As I mentioned earlier, it also never ends well. If you decide not to give a gift back, there are always hurt feelings. In any office, little comments will get back to the person not giving out gifts that they “weren’t appreciative” or “were thoughtless of the feelings of others.” It’s that last one that I have a real problem with. How is it thoughtless of others feelings when you don’t give a gift back, but the other person didn’t care about the feelings of those that didn’t want to take part? Why do the feelings of one outweigh the feelings of the other? And what about the gift? Is it okay to give it away to someone else? I usually take the gift and drop it off in a gift donation box somewhere. Or give it to a co-worker who is truly struggling. I don’t make a big deal out of it because I don’t want anyone to feel bad, but someone will end up hurt. I just wish that we weren’t put in these situations to begin with. I’ve heard of offices that have banned gift giving all together and I applaud them for doing it. Now if only my office would do the same.
It is that time of the year again. How to give back during the holiday is a question that many of us are trying to figure out. We never really have enough time to do our everyday things and then we are being asked to volunteer or donate our time to an an organization that needs help. One way is to contact your local hospice or nursing home and ask them how you can help the residents during the holidays.
The first thing that comes to mind is volunteering to serve a meal. Some places may turn down an offer to do this because many of the residents are on very strict diets and are not able to eat the same things. But many of the residents have very limited incomes. Usually, if they have Medicare, nearly all of their monthly check is paid directly to the nursing home. They are usually allowed to keep a small amount, maybe $25-35 dollars for toiletries and special things. Many hospices and nursing homes have “Wish Lists” on their websites. One item that might be listed is to pay for a day in hospice, which can run upwards of $200 a day, but other things on the lists are for personal care items, such as shampoo, body wash, shaving cream, disposable razors and toothpaste, etc. Many of us probably have a drawer full of things that we haven’t even used yet. Or extra toothbrushes from our last few dental appointments. Other items often requested are small blankets or throws. At this time of year, a throw can easily be found for a few dollars.
You can easily organize a hospice or nursing home drive at work. Decorate a box or basket and leave a list of what things are needed. At my job, we hung holiday tags along the window sill in the employee break room with items that are on the wish list for our local hospice. Employees that wish to participate take one or more tags and bring the items that they have selected and drop them off into the basket, similar to the Angel Trees that are found in the mall or area stores. It doesn’t take much to fill up a box, but it means so much to the organization and the residents who will benefit from your kindness.

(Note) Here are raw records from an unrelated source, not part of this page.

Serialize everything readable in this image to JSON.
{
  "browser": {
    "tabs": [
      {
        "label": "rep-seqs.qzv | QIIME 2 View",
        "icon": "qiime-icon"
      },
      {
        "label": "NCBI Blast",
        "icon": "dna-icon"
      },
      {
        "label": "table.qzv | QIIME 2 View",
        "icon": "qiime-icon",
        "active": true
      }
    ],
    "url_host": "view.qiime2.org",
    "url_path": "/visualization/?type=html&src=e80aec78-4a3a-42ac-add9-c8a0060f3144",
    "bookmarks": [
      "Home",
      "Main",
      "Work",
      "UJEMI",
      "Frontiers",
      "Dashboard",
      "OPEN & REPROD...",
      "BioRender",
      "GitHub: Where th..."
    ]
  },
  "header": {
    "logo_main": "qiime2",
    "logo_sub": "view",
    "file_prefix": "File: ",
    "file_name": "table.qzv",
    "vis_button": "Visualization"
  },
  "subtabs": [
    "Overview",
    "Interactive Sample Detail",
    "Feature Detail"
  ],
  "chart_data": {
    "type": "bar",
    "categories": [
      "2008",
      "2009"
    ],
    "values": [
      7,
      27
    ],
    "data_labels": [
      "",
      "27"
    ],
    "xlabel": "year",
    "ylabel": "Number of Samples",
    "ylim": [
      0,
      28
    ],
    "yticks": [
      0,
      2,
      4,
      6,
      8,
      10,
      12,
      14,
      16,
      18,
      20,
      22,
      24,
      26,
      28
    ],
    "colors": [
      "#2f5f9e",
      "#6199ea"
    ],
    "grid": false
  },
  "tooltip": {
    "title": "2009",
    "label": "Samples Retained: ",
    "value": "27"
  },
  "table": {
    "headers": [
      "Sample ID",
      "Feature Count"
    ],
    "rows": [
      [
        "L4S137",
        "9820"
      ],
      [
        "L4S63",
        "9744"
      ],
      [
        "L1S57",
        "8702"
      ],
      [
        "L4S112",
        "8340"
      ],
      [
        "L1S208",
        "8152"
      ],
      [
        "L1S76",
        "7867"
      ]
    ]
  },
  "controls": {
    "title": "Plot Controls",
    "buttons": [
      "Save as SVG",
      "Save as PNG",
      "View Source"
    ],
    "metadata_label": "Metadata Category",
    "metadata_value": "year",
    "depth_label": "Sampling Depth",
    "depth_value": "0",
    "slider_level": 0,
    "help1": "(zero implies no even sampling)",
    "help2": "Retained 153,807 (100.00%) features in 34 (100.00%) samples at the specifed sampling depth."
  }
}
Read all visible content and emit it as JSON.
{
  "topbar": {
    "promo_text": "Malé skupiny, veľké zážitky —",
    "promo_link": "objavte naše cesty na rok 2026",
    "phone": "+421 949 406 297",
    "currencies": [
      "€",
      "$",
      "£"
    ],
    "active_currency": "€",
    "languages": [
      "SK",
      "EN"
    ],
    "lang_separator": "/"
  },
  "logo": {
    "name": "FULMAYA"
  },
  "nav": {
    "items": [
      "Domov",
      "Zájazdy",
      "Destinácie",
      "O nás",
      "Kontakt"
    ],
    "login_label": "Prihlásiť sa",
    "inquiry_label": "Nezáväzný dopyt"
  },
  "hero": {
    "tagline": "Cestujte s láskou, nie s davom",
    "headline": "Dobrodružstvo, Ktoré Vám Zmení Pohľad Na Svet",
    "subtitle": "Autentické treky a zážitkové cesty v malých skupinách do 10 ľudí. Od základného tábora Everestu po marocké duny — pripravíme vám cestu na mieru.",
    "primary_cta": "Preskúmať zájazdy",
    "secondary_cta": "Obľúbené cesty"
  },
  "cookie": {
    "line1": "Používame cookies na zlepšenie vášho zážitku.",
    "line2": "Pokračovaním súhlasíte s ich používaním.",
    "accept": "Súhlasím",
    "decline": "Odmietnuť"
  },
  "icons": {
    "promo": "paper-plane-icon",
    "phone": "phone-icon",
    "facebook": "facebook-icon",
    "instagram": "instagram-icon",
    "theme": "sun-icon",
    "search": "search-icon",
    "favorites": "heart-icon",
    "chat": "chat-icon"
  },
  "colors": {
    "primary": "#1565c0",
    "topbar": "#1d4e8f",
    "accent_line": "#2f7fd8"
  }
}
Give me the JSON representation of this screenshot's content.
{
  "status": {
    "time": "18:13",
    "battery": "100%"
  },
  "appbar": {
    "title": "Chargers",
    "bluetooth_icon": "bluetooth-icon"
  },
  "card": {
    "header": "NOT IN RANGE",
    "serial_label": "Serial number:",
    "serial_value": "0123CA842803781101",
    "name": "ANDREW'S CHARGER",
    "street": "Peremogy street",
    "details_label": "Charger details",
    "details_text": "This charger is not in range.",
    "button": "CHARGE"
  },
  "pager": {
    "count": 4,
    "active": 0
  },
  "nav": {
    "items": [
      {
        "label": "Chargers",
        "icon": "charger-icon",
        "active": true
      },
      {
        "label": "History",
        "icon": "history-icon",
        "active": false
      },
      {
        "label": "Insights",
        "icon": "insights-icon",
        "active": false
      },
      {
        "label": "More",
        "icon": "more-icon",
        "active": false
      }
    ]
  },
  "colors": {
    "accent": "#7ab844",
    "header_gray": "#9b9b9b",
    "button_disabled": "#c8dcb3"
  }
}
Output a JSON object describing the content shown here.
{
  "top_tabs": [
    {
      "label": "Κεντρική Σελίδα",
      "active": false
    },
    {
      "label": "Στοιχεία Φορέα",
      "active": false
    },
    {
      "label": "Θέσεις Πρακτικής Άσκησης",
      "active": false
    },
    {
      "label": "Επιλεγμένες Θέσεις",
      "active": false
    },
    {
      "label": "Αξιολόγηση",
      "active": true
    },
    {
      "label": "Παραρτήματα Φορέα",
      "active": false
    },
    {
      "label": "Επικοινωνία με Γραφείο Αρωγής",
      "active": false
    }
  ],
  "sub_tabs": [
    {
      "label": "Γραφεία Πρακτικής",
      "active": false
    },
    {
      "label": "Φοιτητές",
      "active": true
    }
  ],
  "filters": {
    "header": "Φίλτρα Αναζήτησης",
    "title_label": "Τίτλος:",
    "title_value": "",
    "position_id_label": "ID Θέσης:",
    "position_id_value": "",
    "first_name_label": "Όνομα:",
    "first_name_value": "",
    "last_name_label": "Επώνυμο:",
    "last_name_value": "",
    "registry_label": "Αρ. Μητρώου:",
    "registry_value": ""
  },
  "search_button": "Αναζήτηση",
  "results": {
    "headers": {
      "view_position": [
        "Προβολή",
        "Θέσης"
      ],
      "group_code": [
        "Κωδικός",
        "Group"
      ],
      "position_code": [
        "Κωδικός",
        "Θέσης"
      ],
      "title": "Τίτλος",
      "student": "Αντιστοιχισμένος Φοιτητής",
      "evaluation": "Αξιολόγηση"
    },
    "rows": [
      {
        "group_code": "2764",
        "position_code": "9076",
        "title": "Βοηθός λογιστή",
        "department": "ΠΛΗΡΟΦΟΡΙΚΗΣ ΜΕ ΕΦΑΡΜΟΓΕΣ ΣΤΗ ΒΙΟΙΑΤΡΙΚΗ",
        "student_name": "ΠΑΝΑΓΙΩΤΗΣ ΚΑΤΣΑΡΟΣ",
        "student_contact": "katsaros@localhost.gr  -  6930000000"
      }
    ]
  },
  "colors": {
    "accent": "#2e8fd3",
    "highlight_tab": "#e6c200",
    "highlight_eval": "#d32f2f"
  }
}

Whatever you can do will go along way towards making someone’s holiday just a little bit brighter.